What you have to do>
Your result should be the lines holding the word "this", copied from the entries below.

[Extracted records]
········
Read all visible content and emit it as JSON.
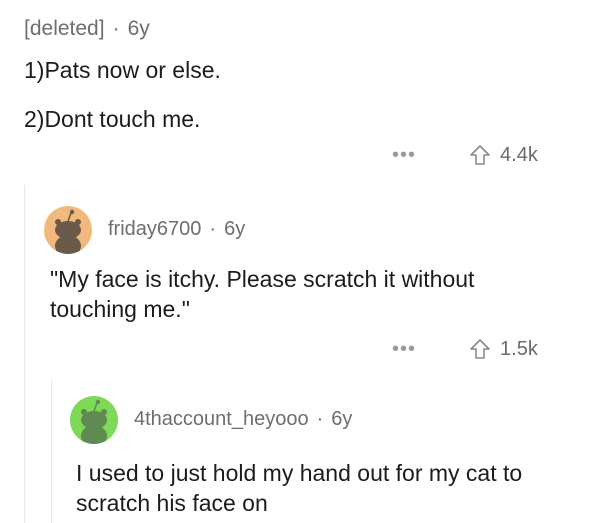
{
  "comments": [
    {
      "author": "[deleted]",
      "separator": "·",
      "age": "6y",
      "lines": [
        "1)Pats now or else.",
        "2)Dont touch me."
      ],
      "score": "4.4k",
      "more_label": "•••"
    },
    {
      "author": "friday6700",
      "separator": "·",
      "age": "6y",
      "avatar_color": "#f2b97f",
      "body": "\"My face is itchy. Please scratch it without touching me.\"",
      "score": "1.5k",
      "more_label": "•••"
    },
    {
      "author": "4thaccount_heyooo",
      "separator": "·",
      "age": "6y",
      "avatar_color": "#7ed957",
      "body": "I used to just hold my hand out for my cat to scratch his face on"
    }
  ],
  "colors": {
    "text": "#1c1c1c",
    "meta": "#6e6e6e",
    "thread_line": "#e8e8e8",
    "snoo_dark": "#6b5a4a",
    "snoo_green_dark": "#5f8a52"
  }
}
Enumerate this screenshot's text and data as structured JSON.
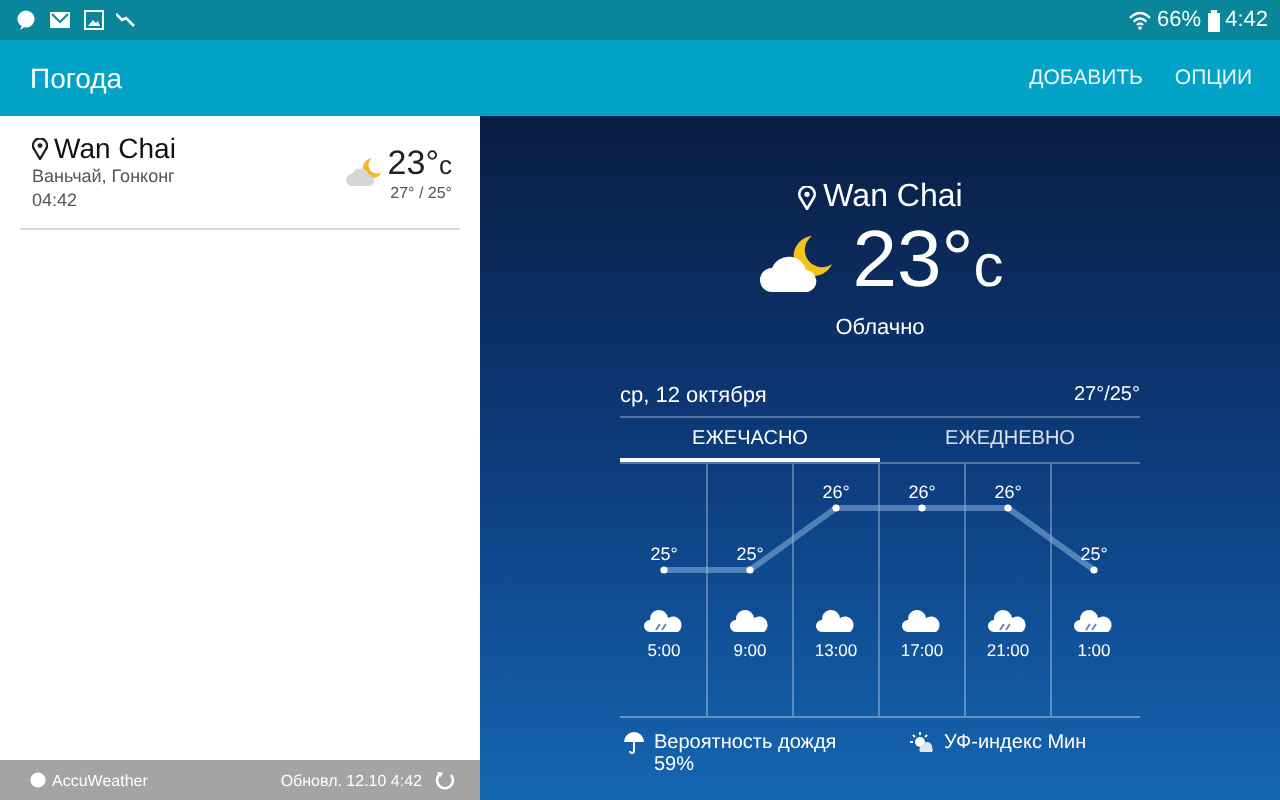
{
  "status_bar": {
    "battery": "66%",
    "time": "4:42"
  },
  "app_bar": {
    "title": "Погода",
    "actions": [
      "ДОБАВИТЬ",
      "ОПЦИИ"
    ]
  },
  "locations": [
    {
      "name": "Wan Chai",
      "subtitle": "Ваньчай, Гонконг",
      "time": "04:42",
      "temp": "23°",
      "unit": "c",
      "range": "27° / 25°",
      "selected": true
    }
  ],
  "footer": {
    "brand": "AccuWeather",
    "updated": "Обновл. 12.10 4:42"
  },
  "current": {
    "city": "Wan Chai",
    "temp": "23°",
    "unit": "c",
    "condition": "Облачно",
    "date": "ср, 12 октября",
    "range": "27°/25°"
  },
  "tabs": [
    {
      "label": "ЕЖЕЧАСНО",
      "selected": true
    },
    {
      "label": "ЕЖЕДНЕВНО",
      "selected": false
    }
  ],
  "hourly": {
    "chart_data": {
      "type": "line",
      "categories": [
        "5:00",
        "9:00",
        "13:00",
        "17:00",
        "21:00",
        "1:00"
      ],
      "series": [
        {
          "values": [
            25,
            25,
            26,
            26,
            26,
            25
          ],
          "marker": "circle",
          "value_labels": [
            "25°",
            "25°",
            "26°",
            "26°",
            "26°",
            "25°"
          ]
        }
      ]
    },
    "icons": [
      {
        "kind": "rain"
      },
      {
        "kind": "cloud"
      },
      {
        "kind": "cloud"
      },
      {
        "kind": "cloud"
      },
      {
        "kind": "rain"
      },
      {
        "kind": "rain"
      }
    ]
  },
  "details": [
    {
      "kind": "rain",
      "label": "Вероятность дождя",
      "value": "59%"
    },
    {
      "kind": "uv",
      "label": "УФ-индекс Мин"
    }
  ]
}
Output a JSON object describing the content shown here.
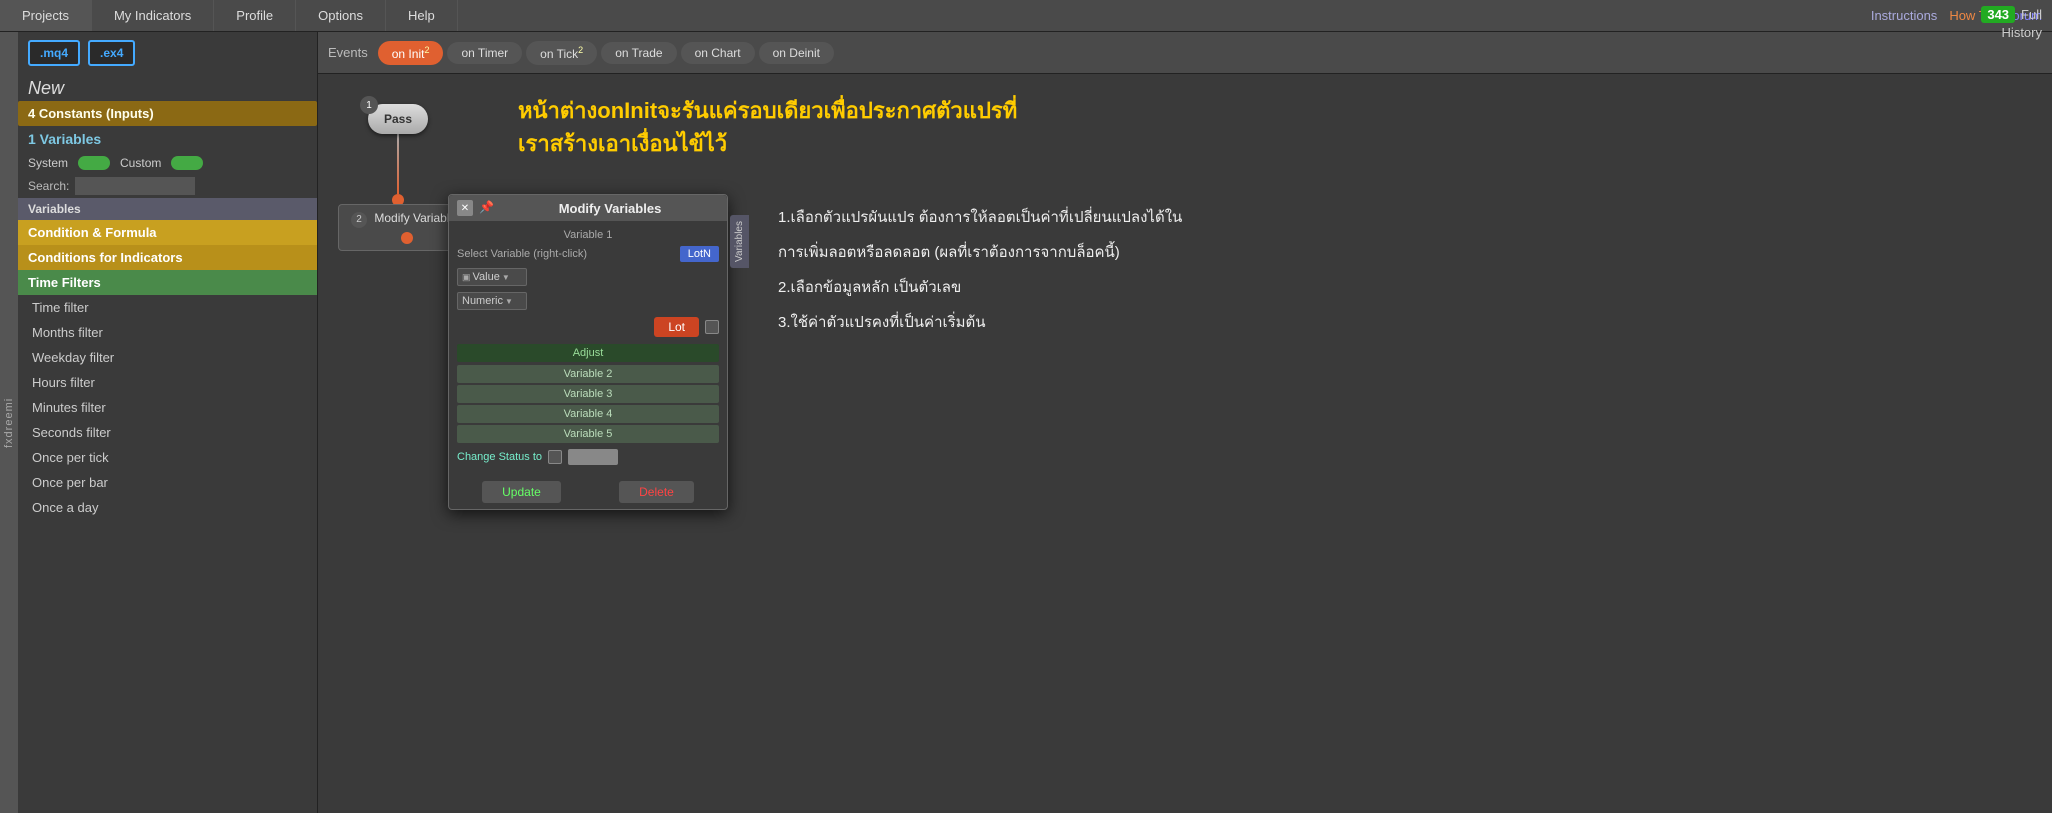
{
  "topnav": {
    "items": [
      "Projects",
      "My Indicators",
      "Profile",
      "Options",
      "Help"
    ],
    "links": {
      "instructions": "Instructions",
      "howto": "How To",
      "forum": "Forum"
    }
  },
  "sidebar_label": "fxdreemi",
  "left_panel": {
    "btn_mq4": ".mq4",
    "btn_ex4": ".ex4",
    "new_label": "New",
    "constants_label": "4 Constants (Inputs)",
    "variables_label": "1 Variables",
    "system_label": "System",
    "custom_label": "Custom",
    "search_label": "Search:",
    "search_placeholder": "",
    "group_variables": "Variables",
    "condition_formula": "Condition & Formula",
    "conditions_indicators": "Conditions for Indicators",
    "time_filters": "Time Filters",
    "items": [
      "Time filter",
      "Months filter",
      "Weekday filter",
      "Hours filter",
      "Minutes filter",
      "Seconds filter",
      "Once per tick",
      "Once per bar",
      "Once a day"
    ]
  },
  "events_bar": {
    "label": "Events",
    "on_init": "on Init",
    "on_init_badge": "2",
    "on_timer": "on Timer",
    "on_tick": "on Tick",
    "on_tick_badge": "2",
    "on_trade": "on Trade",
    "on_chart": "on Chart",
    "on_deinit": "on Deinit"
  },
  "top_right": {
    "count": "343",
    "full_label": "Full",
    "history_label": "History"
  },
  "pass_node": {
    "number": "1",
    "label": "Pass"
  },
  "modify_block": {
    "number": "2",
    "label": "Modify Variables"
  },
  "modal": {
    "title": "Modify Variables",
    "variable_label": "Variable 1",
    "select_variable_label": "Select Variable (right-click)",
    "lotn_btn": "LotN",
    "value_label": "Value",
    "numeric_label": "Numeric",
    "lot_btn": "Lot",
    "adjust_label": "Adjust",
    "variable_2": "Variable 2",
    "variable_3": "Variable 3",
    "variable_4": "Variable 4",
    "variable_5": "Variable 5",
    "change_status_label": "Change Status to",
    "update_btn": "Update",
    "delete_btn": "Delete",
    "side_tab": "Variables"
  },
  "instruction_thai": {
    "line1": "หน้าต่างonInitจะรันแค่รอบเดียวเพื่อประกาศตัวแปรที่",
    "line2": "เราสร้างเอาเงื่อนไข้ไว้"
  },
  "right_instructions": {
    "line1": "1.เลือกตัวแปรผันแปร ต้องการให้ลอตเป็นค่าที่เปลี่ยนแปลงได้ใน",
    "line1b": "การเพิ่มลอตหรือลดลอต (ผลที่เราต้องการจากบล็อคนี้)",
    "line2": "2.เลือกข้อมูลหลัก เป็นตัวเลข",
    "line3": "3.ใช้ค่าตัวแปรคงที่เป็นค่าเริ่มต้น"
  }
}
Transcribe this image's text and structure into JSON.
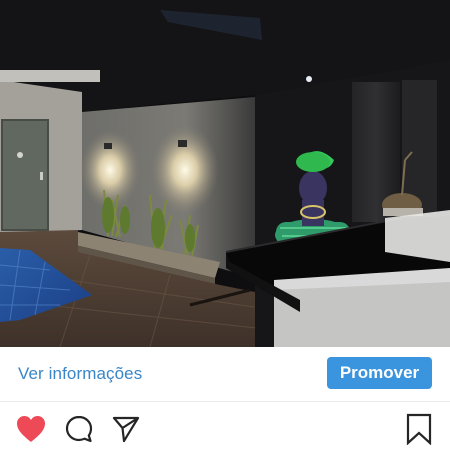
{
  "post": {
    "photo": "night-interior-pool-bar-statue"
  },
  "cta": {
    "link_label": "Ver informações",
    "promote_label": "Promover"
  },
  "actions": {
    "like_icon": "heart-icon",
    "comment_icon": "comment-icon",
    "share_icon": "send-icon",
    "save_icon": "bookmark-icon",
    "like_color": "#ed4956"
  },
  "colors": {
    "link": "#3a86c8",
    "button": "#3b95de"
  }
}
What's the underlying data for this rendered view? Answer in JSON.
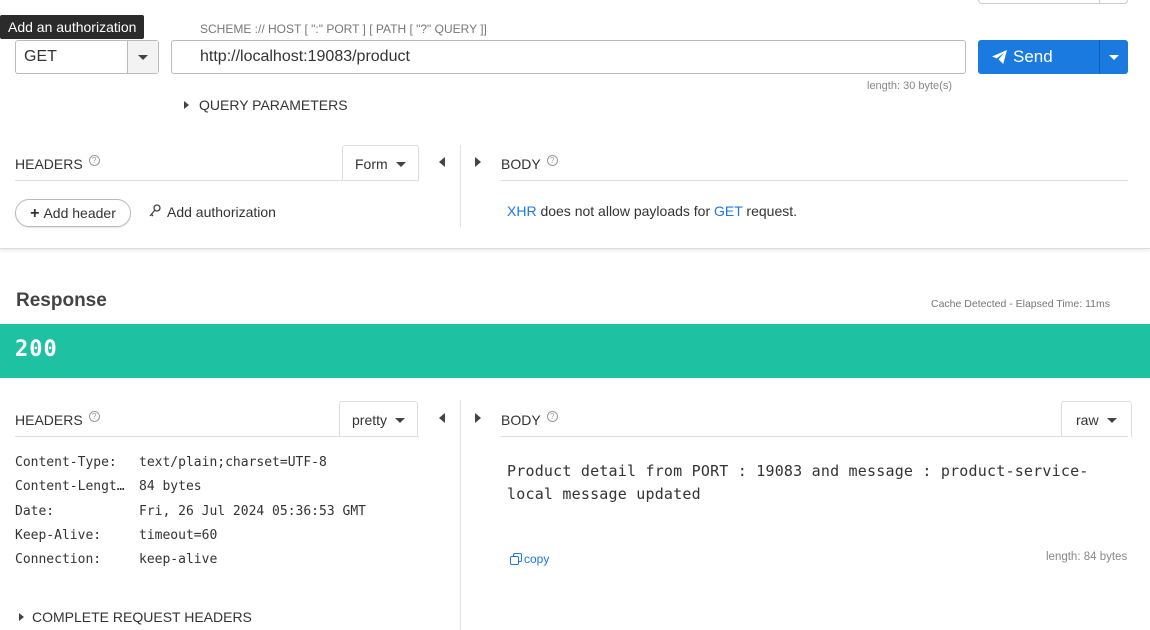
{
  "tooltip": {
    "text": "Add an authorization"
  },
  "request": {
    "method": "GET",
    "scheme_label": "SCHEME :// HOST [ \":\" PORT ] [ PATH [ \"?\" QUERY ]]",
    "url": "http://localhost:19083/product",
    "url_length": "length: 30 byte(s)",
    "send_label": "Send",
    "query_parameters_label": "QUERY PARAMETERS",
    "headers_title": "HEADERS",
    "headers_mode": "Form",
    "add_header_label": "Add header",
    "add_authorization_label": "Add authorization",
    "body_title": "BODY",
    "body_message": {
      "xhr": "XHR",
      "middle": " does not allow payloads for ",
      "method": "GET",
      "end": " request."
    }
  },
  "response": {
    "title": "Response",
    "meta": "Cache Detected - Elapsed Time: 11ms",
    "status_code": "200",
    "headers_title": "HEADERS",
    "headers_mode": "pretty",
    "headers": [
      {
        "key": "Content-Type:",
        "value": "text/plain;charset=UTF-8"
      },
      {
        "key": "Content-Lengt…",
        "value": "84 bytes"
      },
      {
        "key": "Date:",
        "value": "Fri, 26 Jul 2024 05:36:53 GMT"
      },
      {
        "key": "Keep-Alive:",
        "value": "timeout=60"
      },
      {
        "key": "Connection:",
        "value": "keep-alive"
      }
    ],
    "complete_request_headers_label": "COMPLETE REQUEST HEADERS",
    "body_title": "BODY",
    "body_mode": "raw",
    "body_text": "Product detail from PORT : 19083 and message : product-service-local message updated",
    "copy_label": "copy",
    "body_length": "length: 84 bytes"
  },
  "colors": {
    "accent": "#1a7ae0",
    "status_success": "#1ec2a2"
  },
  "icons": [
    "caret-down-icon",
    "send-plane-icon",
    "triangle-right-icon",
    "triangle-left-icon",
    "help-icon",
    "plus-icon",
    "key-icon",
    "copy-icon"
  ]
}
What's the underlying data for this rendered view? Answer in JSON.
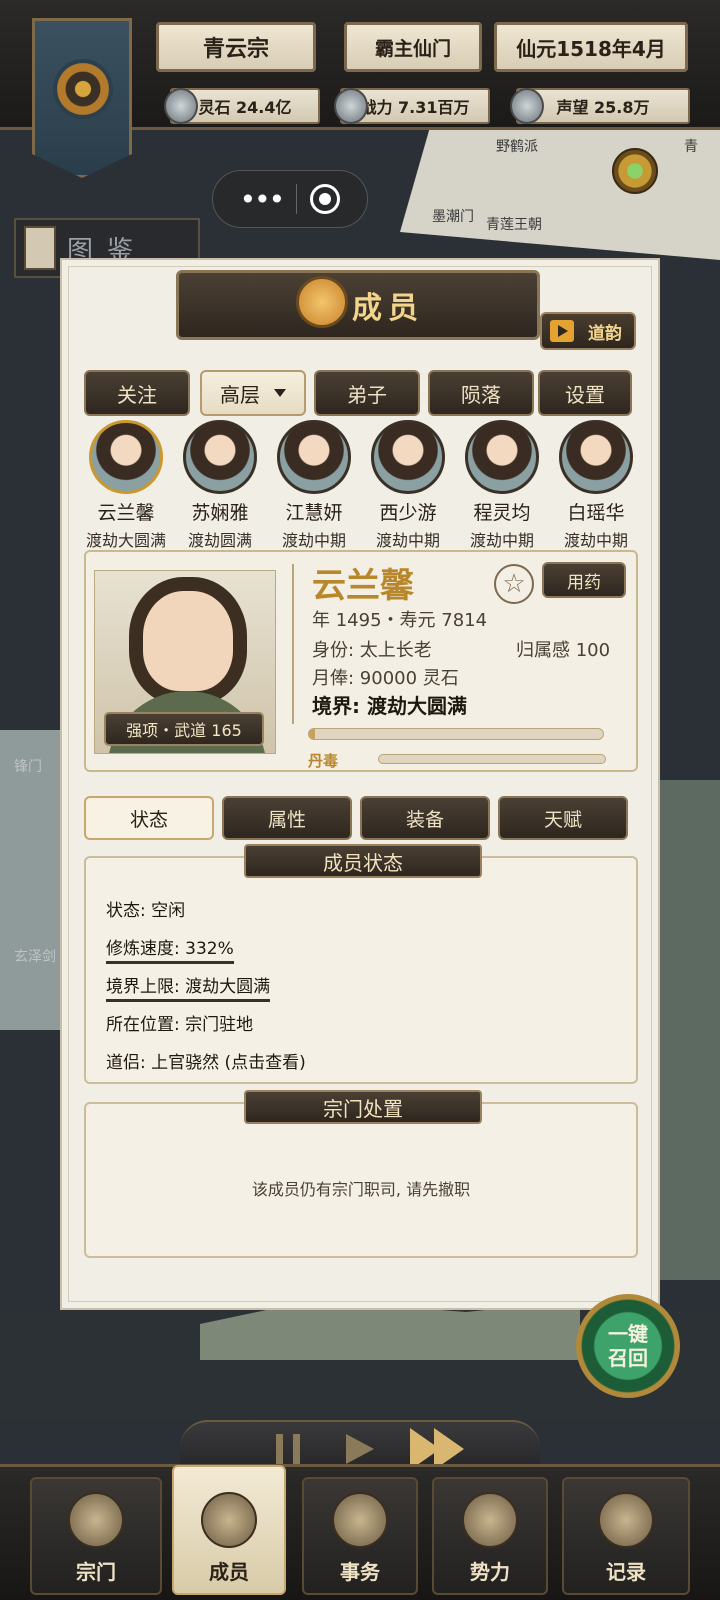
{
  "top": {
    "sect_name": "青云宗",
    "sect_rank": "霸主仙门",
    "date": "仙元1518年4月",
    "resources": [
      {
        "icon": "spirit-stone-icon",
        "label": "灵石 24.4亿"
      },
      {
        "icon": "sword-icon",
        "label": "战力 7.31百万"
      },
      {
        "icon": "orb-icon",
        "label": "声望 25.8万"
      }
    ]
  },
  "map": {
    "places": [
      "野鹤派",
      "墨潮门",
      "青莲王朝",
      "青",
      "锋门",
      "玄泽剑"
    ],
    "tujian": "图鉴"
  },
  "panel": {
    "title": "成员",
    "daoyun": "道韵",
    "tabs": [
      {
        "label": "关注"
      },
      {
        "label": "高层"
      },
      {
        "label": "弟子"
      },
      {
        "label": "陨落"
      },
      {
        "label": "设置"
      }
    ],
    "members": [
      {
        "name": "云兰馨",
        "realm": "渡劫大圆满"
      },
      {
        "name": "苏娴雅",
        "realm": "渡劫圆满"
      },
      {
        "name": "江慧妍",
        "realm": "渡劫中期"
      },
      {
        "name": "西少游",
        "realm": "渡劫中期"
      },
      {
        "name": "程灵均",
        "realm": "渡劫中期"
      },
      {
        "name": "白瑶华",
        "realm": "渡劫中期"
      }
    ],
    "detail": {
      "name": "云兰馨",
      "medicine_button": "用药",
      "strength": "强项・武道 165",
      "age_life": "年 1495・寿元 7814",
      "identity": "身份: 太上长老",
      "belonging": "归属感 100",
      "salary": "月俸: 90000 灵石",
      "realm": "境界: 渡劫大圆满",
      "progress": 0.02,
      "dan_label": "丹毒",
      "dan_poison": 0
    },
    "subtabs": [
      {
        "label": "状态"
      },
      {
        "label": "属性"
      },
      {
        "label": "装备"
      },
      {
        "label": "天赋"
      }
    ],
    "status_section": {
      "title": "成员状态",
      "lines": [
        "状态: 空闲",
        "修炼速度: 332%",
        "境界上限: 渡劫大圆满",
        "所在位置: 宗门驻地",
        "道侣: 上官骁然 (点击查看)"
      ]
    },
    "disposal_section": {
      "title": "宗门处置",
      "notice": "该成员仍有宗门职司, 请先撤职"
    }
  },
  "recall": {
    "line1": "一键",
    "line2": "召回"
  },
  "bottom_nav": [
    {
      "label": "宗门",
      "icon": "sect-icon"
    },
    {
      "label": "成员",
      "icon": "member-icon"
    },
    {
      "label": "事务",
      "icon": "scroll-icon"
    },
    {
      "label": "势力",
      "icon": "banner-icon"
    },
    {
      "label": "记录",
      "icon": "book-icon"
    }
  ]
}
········
Worked solution>
Enumerate this screenshot's text and data as structured JSON.
Transcribe this image's text and structure into JSON.
What's the underlying data for this rendered view? Answer in JSON.
What's the underlying data for this rendered view? Answer in JSON.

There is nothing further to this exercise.